Pandemic fallout: Bengaluru musicians, DJs are taking to online platforms, but there is uncertainty in the air
Following the lockdown to combat the COVID-19 pandemic, industries across the board have seen their business dip and have suffered losses. The live music and the nightlife scene in Bengaluru is no exception.
While many musicians and DJs have moved to online platforms, such as Instagram and Facebook, as a way of staying connected to the audience even if it isn’t always monetised, there is a palpable sense of uncertainty about what the future holds.
For Thermal and a Quarter, who recently released their new album, A World Gone Mad, the prevailing situation meant that tours and performances to promote the album had to be cancelled. Frontman Bruce Lee Mani, who has been doing a series on Instagram called #Overlooked Licks, says, “We have done only two such live online events so far but they were solos with just me performing since we couldn’t get together as a band. But we have been working on new tunes and sending ideas up and down. That’s what is keeping us busy.”
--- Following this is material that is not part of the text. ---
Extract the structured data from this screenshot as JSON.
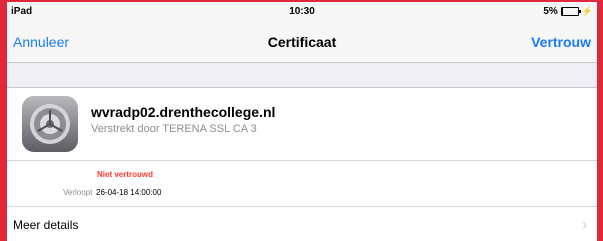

Stating that this is a curveball that none of them had faced, Gaurav Basu, frontman of death metal band Inner Sanctum, says: “Live events are the bread and butter of the industry. They aren’t going to happen for some time now. So, most artistes are trying to cross over into that digital territory and trying to figure out how to monetise online performances. It is, however, difficult to make those investments to set up a studio, record, and upload. There may be technical issues as well that the audience faces. There, however, does seem to be an energy that is driving artistes so that is good for the time being.”
On the subject of monetisation, Radha Thomas, jazz vocalist and leader of the UNK: the Radha Thomas Ensemble, who has performed online for fundraising, says: “There is no money in doing lives on social media. I don’t know who is getting money, not me.”
Another point is that the experience is not the same for either the artiste or the audience during an online performance.
DJ and KJ Martin Dsouza, says: “It is obviously not the same because it is an experience that involves the artiste, ambience of the place, the food, and just having people around you. As artistes, we play to a crowd. We feel what the crowd is feeling and we play according to that. Now, the only way you can see how the crowd is reacting is through the comments. It is not easy.”
What the future holds
On the all-important question of what the future holds for the music and nightlife industry in the city, Basu, Dsouza and Mani are in agreement that it is too soon to say.
“I think it can swing both ways. Either people are so frustrated staying home that they will come out and party or they are so paranoid that they are not going to step out into a public space. None of us are sure about how it will work. People will probably organise parties in such a manner that the number of people is limited. So, from 500 or 600 people, it will probably be reduced to 100 or 200, depending on the size of the venue,” says Dsouza.
But how will social distancing be enforced in spaces where the enjoyment of the experience is synonymous with there being a large crowd dancing or headbanging together? This is in contrast to a performance by say, a singer-songwriter or jazz artiste where the possibility of people sitting down and maintaining distance is higher.
“In Germany, there was a party where circles were marked in the area and people were allowed to just be in their own circle. The DJ booth was at a distance and of course, people were wearing masks and there were hand santisers all around. So, that is one of the ways forward,” Dsouza says.
Adds Basu, “Because metal is a niche genre, the community vibe is a little more. People really want to come out to the shows and congregate with like-minded people. They will definitely miss that crucial aspect. But we can probably start with smaller venues or show a negative COVID-19 test to purchase a ticket. Invested bodies need to come together and pitch different ideas to the governing bodies and agencies on how things can be done.”
Noting that Thermal and a Quarter has been around for 24 years and consequently seen many ups and downs, including the restrictions on live music, Mani, is a bit more philosophical. “It is too early to say (what is going to happen); definitely for the next six months or so live gigs are out of the question. When there is so much up in the air and with the (state of the) economy, we are definitely going to see all kinds of changes, constrictions, and limitations on what people can and will do.”
“The entire industry is home to lakhs of jobs, both directly and indirectly. You can’t completely stop the industry. It is going to be difficult but we will all have to adapt,” says Dsouza.